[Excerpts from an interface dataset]
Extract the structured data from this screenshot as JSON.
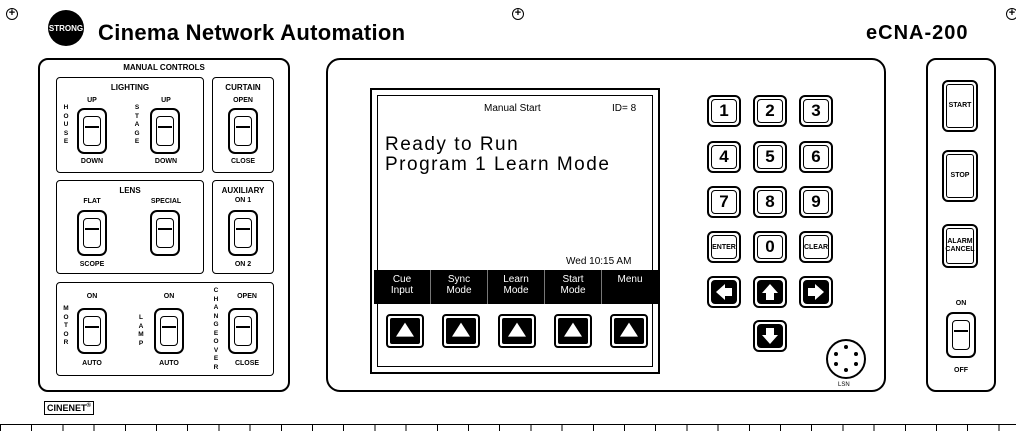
{
  "header": {
    "logo_text": "STRONG",
    "title": "Cinema Network Automation",
    "model": "eCNA-200"
  },
  "manual_controls": {
    "title": "MANUAL CONTROLS",
    "lighting": {
      "title": "LIGHTING",
      "house_label": "HOUSE",
      "stage_label": "STAGE",
      "house_up": "UP",
      "house_down": "DOWN",
      "stage_up": "UP",
      "stage_down": "DOWN"
    },
    "curtain": {
      "title": "CURTAIN",
      "open": "OPEN",
      "close": "CLOSE"
    },
    "lens": {
      "title": "LENS",
      "flat": "FLAT",
      "special": "SPECIAL",
      "scope": "SCOPE"
    },
    "auxiliary": {
      "title": "AUXILIARY",
      "on1": "ON 1",
      "on2": "ON 2"
    },
    "motor": {
      "label": "MOTOR",
      "on": "ON",
      "auto": "AUTO"
    },
    "lamp": {
      "label": "LAMP",
      "on": "ON",
      "auto": "AUTO"
    },
    "changeover": {
      "label": "CHANGEOVER",
      "open": "OPEN",
      "close": "CLOSE"
    }
  },
  "display": {
    "header": "Manual Start",
    "id": "ID= 8",
    "line1": "Ready to Run",
    "line2": "Program 1 Learn Mode",
    "datetime": "Wed 10:15 AM",
    "softkeys": [
      {
        "line1": "Cue",
        "line2": "Input"
      },
      {
        "line1": "Sync",
        "line2": "Mode"
      },
      {
        "line1": "Learn",
        "line2": "Mode"
      },
      {
        "line1": "Start",
        "line2": "Mode"
      },
      {
        "line1": "Menu",
        "line2": ""
      }
    ]
  },
  "keypad": {
    "k1": "1",
    "k2": "2",
    "k3": "3",
    "k4": "4",
    "k5": "5",
    "k6": "6",
    "k7": "7",
    "k8": "8",
    "k9": "9",
    "enter": "ENTER",
    "k0": "0",
    "clear": "CLEAR",
    "port_label": "LSN"
  },
  "control": {
    "start": "START",
    "stop": "STOP",
    "alarm_cancel": "ALARM CANCEL",
    "power_on": "ON",
    "power_off": "OFF"
  },
  "footer": {
    "brand": "CINENET",
    "brand_mark": "®"
  }
}
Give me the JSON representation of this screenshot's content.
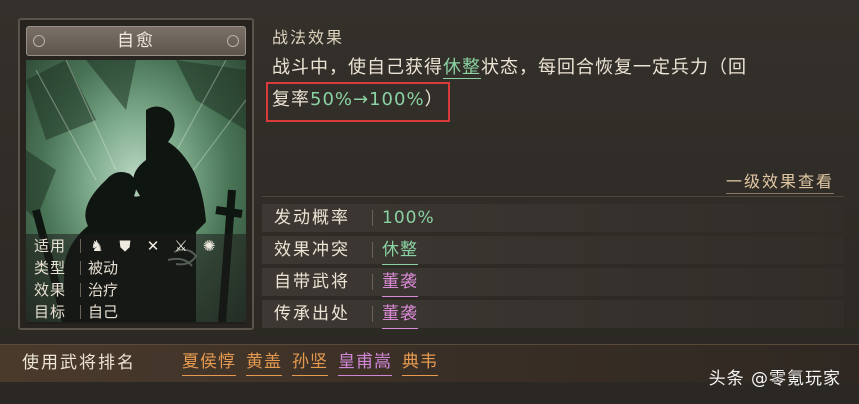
{
  "card": {
    "title": "自愈",
    "rows": [
      {
        "label": "适用",
        "value": ""
      },
      {
        "label": "类型",
        "value": "被动"
      },
      {
        "label": "效果",
        "value": "治疗"
      },
      {
        "label": "目标",
        "value": "自己"
      }
    ],
    "unit_icons": [
      "cavalry-icon",
      "shield-icon",
      "bow-icon",
      "spear-icon",
      "wheel-icon"
    ]
  },
  "effect": {
    "heading": "战法效果",
    "text_a": "战斗中，使自己获得",
    "status": "休整",
    "text_b": "状态，每回合恢复一定兵力（回",
    "text_c": "复率",
    "rate": "50%→100%",
    "text_d": "）",
    "level_link": "一级效果查看"
  },
  "props": [
    {
      "label": "发动概率",
      "value": "100%",
      "color": "#8ad2a2",
      "underline": false
    },
    {
      "label": "效果冲突",
      "value": "休整",
      "color": "#8ad2a2",
      "underline": true
    },
    {
      "label": "自带武将",
      "value": "董袭",
      "color": "#d98ad6",
      "underline": true
    },
    {
      "label": "传承出处",
      "value": "董袭",
      "color": "#d98ad6",
      "underline": true
    }
  ],
  "ranking": {
    "label": "使用武将排名",
    "generals": [
      {
        "name": "夏侯惇",
        "color": "#e59a50"
      },
      {
        "name": "黄盖",
        "color": "#e59a50"
      },
      {
        "name": "孙坚",
        "color": "#e59a50"
      },
      {
        "name": "皇甫嵩",
        "color": "#cf86d6"
      },
      {
        "name": "典韦",
        "color": "#e59a50"
      }
    ]
  },
  "watermark": "头条 @零氪玩家"
}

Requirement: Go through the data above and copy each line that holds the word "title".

Written solution:
    "title": "Cinema Network Automation",
    "title": "MANUAL CONTROLS",
      "title": "LIGHTING",
      "title": "CURTAIN",
      "title": "LENS",
      "title": "AUXILIARY",
    "title": "自愈",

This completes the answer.